Westside residents had a clear message for Cincinnati council members Monday night: they're tired of meetings about violent crime and ready for action. Nearly a hundred people attended a special session of the Neighborhoods Committee in East Westwood.

Aurelia Persley says she doesn't feel safe with her two kids in East Westwood, and she worries about being the next target of gun violence.

"I could step out my door and somebody could be shooting right there next to me," Persley said. "I don’t want that every time I step outside.
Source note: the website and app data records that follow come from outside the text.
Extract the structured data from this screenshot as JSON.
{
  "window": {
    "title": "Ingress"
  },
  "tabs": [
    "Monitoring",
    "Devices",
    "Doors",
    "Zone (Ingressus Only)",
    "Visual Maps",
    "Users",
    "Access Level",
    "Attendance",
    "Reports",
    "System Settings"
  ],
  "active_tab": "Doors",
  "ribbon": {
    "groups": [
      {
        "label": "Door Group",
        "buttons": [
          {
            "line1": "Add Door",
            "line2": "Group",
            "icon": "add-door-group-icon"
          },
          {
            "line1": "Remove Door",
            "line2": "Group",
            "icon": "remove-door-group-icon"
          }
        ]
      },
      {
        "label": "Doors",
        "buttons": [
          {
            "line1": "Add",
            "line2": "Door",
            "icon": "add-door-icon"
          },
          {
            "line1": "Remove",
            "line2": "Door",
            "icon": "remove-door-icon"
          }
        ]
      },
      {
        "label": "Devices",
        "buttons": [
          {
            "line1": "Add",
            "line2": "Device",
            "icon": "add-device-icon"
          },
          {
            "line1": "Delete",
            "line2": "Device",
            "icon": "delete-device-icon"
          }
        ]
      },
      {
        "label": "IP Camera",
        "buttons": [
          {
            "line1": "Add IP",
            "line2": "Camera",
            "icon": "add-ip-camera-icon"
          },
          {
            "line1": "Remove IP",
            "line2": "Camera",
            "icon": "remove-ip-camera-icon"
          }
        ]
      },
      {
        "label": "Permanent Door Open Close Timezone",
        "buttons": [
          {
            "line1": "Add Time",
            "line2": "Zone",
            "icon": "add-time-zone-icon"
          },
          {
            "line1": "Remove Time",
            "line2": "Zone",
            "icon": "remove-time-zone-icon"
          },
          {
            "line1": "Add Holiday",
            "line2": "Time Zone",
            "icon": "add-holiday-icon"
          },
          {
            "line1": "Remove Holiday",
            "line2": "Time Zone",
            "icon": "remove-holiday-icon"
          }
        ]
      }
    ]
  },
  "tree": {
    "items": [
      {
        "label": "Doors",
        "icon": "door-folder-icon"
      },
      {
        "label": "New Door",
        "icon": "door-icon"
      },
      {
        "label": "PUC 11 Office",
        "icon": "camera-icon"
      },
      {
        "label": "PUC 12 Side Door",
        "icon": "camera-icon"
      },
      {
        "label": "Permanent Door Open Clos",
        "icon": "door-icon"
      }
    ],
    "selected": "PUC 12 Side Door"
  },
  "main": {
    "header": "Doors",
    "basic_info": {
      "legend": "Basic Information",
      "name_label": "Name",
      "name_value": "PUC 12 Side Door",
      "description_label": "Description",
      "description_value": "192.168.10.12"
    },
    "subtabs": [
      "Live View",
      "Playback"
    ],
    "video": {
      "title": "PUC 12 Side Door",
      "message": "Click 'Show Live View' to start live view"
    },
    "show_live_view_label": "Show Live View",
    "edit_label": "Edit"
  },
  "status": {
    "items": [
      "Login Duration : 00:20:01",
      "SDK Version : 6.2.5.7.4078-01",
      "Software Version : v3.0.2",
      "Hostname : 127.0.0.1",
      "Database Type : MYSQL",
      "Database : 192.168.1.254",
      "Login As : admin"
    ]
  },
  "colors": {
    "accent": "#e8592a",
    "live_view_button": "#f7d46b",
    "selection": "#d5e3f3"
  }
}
I don't want anybody to have to go through that every time they step outside or go somewhere and have to get shot or killed because they're just stepping outside the door."

East Westwood has been a particular focus for public officials since two young children were shot here in June; 8-year-old MJ Whitehead is still hospitalized with severe brain damage.
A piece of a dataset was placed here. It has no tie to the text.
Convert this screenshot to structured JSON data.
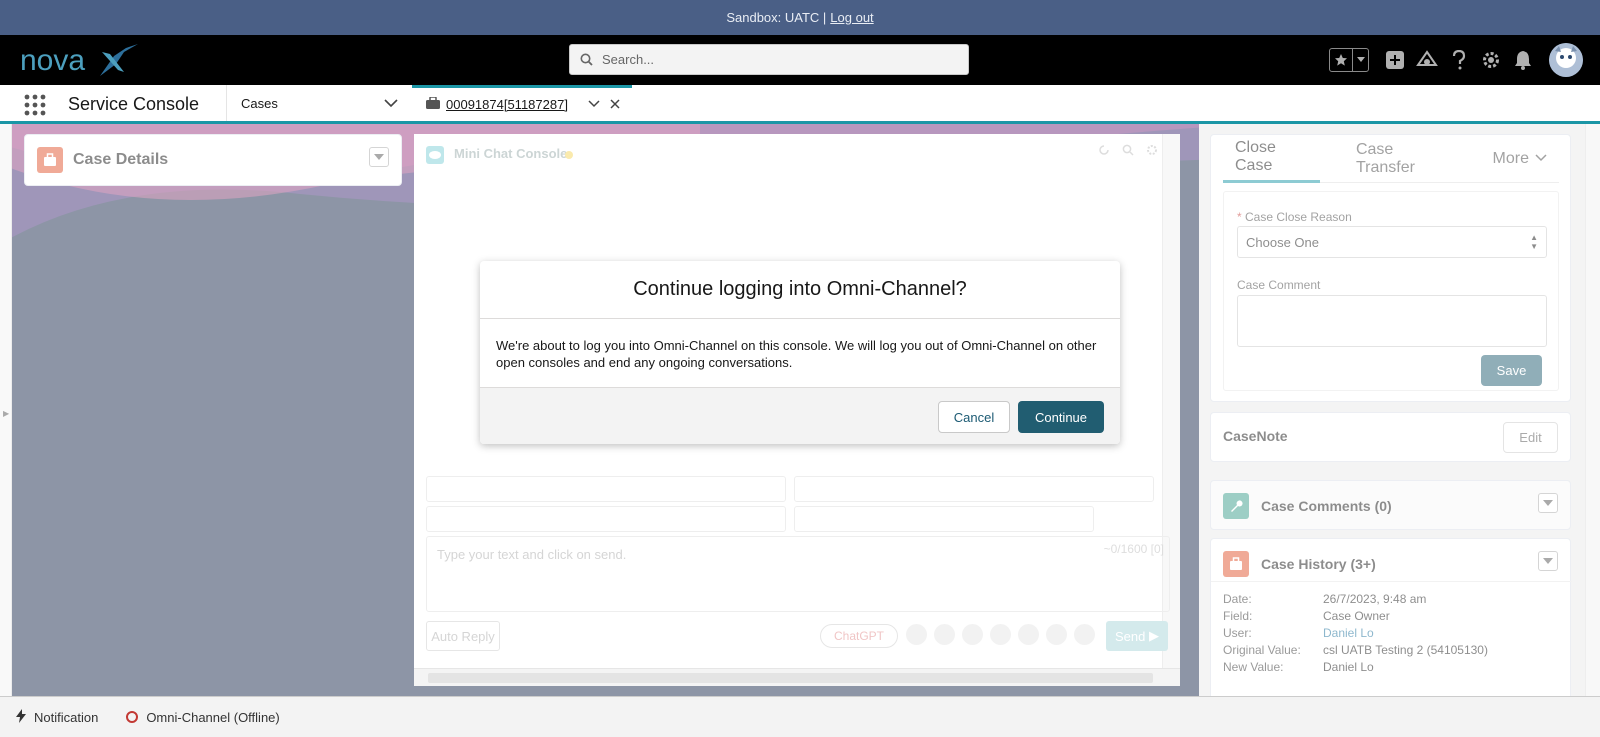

Several residents said it shouldn't have taken such an extreme incident to get the attention of elected officials.

Vicki Graves-Hill is principal of Roll Hill School, where the meeting was held. She started her comments with a list of 12 names: all former students of hers who have been murdered in gun violence.

"These are not just random students that are getting shot," Graves-Hill said. "These are students that I actually love, these are students that walked up to me and hugged me as little innocent children. And something happened from the time they walked across the stage at Roll Hill to when they became 21, 22."

Lisa Hyde-Miller is community relations coordinator for the Villages of Roll Hill. She says weapons are only part of the problem of gun violence and other crime.

"The attitudes, the emotions, the reactions, the stress, the depression, the loneliness, that's all part of the problem as well," Hyde-Miller said. "We have to address those issues." 

Many applauded the Cincinnati Police Department's District 3 for working with community leaders to build relationships. Several pointed to non-law enforcement strategies as the missing piece, especially access to resources and city funding.

Rev. Alvin Scales seemed to capture the feeling in the room: "I'm tired of going to meetings," he said. "I'm a feet on the street guy."

Residents suggested several specific ideas they say can be part of the solution:

  • Building a recreation center in East Westwood
  • Other youth-focused programming
  • Bringing a grocery store to East Westwood
  • A crosswalk in front of Third Presbyterian Church, which hosts a lot of youth and community programming
  • Resurrect the Citizens Committee on Youth program
  • A DARE-style program in schools focused on gun violence instead of drugs
  • A billboard campaign about gun violence
  • Better maintenance of city property in the neighborhood

The meeting is the latest of several focused on gun violence and public safety. Council Member Betsy Sundermann will host a forum in Over-the-Rhine Thursday night at 6 p.m. at the Ensemble Theater.